Website and app data records:
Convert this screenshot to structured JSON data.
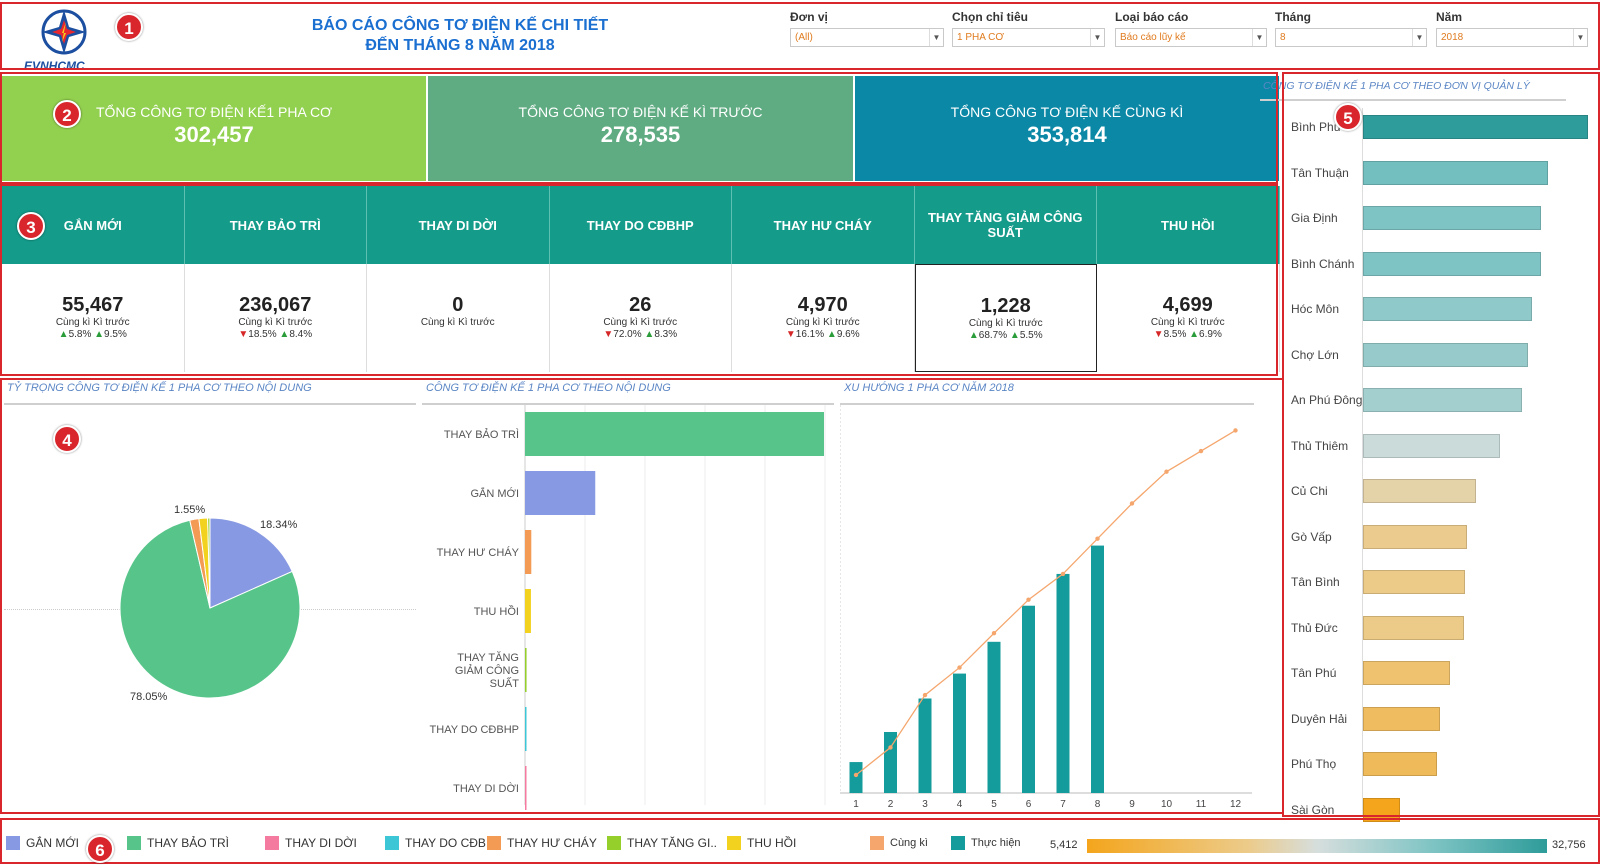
{
  "header": {
    "logo_text": "EVNHCMC",
    "title_line1": "BÁO CÁO CÔNG TƠ ĐIỆN KẾ CHI TIẾT",
    "title_line2": "ĐẾN THÁNG 8 NĂM 2018",
    "filters": [
      {
        "label": "Đơn vị",
        "value": "(All)"
      },
      {
        "label": "Chọn chỉ tiêu",
        "value": "1 PHA CƠ"
      },
      {
        "label": "Loại báo cáo",
        "value": "Báo cáo lũy kế"
      },
      {
        "label": "Tháng",
        "value": "8"
      },
      {
        "label": "Năm",
        "value": "2018"
      }
    ]
  },
  "badges": [
    "1",
    "2",
    "3",
    "4",
    "5",
    "6"
  ],
  "kpis": [
    {
      "label": "TỔNG CÔNG TƠ ĐIỆN KẾ1 PHA CƠ",
      "value": "302,457",
      "color": "#92d04f"
    },
    {
      "label": "TỔNG CÔNG TƠ ĐIỆN KẾ KÌ TRƯỚC",
      "value": "278,535",
      "color": "#5fab82"
    },
    {
      "label": "TỔNG CÔNG TƠ ĐIỆN KẾ CÙNG KÌ",
      "value": "353,814",
      "color": "#0b88a6"
    }
  ],
  "metrics": [
    {
      "head": "GẮN MỚI",
      "value": "55,467",
      "sub": "Cùng kì  Kì trước",
      "ck_dir": "up",
      "ck": "5.8%",
      "kt_dir": "up",
      "kt": "9.5%"
    },
    {
      "head": "THAY BẢO TRÌ",
      "value": "236,067",
      "sub": "Cùng kì  Kì trước",
      "ck_dir": "down",
      "ck": "18.5%",
      "kt_dir": "up",
      "kt": "8.4%"
    },
    {
      "head": "THAY DI DỜI",
      "value": "0",
      "sub": "Cùng kì  Kì trước",
      "ck_dir": "",
      "ck": "",
      "kt_dir": "",
      "kt": ""
    },
    {
      "head": "THAY DO CĐBHP",
      "value": "26",
      "sub": "Cùng kì  Kì trước",
      "ck_dir": "down",
      "ck": "72.0%",
      "kt_dir": "up",
      "kt": "8.3%"
    },
    {
      "head": "THAY HƯ CHÁY",
      "value": "4,970",
      "sub": "Cùng kì  Kì trước",
      "ck_dir": "down",
      "ck": "16.1%",
      "kt_dir": "up",
      "kt": "9.6%"
    },
    {
      "head": "THAY TĂNG GIẢM CÔNG SUẤT",
      "value": "1,228",
      "sub": "Cùng kì  Kì trước",
      "ck_dir": "up",
      "ck": "68.7%",
      "kt_dir": "up",
      "kt": "5.5%"
    },
    {
      "head": "THU HỒI",
      "value": "4,699",
      "sub": "Cùng kì  Kì trước",
      "ck_dir": "down",
      "ck": "8.5%",
      "kt_dir": "up",
      "kt": "6.9%"
    }
  ],
  "panels": {
    "pie_title": "TỶ TRỌNG CÔNG TƠ ĐIỆN KẾ 1 PHA CƠ THEO NỘI DUNG",
    "bar_title": "CÔNG TƠ ĐIỆN KẾ 1 PHA CƠ THEO NỘI DUNG",
    "trend_title": "XU HƯỚNG 1 PHA CƠ NĂM 2018",
    "unit_title": "CÔNG TƠ ĐIỆN KẾ 1 PHA CƠ THEO ĐƠN VỊ QUẢN LÝ"
  },
  "colors": {
    "gan_moi": "#8799e2",
    "thay_bao_tri": "#57c58a",
    "thay_di_doi": "#f47aa0",
    "thay_do_cdbhp": "#3cc6d6",
    "thay_hu_chay": "#f39a55",
    "thay_tang_giam": "#95cf2b",
    "thu_hoi": "#f2d21f",
    "cung_ki": "#f5a66d",
    "thuc_hien": "#149b9b"
  },
  "chart_data": [
    {
      "type": "pie",
      "categories": [
        "GẮN MỚI",
        "THAY BẢO TRÌ",
        "THAY HƯ CHÁY",
        "THU HỒI",
        "THAY TĂNG GIẢM CÔNG SUẤT",
        "THAY DO CĐBHP",
        "THAY DI DỜI"
      ],
      "values": [
        18.34,
        78.05,
        1.64,
        1.55,
        0.41,
        0.01,
        0
      ],
      "labels_shown": [
        "18.34%",
        "78.05%",
        "1.55%"
      ]
    },
    {
      "type": "bar",
      "orientation": "horizontal",
      "categories": [
        "THAY BẢO TRÌ",
        "GẮN MỚI",
        "THAY HƯ CHÁY",
        "THU HỒI",
        "THAY TĂNG GIẢM CÔNG SUẤT",
        "THAY DO CĐBHP",
        "THAY DI DỜI"
      ],
      "values": [
        236067,
        55467,
        4970,
        4699,
        1228,
        26,
        0
      ]
    },
    {
      "type": "bar+line",
      "x": [
        1,
        2,
        3,
        4,
        5,
        6,
        7,
        8,
        9,
        10,
        11,
        12
      ],
      "series": [
        {
          "name": "Thực hiện",
          "type": "bar",
          "values": [
            36000,
            71000,
            110000,
            139000,
            176000,
            218000,
            255000,
            288000,
            null,
            null,
            null,
            null
          ]
        },
        {
          "name": "Cùng kì",
          "type": "line",
          "values": [
            21000,
            53000,
            114000,
            146000,
            186000,
            225000,
            255000,
            296000,
            337000,
            374000,
            398000,
            422000
          ]
        }
      ]
    },
    {
      "type": "bar",
      "orientation": "horizontal",
      "categories": [
        "Bình Phú",
        "Tân Thuận",
        "Gia Định",
        "Bình Chánh",
        "Hóc Môn",
        "Chợ Lớn",
        "An Phú Đông",
        "Thủ Thiêm",
        "Củ Chi",
        "Gò Vấp",
        "Tân Bình",
        "Thủ Đức",
        "Tân Phú",
        "Duyên Hải",
        "Phú Thọ",
        "Sài Gòn"
      ],
      "values": [
        32756,
        26900,
        25900,
        25900,
        24600,
        24000,
        23100,
        20000,
        16500,
        15200,
        14800,
        14700,
        12600,
        11200,
        10800,
        5412
      ],
      "colorscale": {
        "min": 5412,
        "max": 32756
      }
    }
  ],
  "legend": {
    "items": [
      {
        "label": "GẮN MỚI",
        "color": "#8799e2"
      },
      {
        "label": "THAY BẢO TRÌ",
        "color": "#57c58a"
      },
      {
        "label": "THAY DI DỜI",
        "color": "#f47aa0"
      },
      {
        "label": "THAY DO CĐB..",
        "color": "#3cc6d6"
      },
      {
        "label": "THAY HƯ CHÁY",
        "color": "#f39a55"
      },
      {
        "label": "THAY TĂNG GI..",
        "color": "#95cf2b"
      },
      {
        "label": "THU HỒI",
        "color": "#f2d21f"
      }
    ],
    "cung_ki": "Cùng kì",
    "thuc_hien": "Thực hiện",
    "scale_min": "5,412",
    "scale_max": "32,756"
  }
}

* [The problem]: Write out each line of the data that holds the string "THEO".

* [Expected answer]:
    "pie_title": "TỶ TRỌNG CÔNG TƠ ĐIỆN KẾ 1 PHA CƠ THEO NỘI DUNG",
    "bar_title": "CÔNG TƠ ĐIỆN KẾ 1 PHA CƠ THEO NỘI DUNG",
    "unit_title": "CÔNG TƠ ĐIỆN KẾ 1 PHA CƠ THEO ĐƠN VỊ QUẢN LÝ"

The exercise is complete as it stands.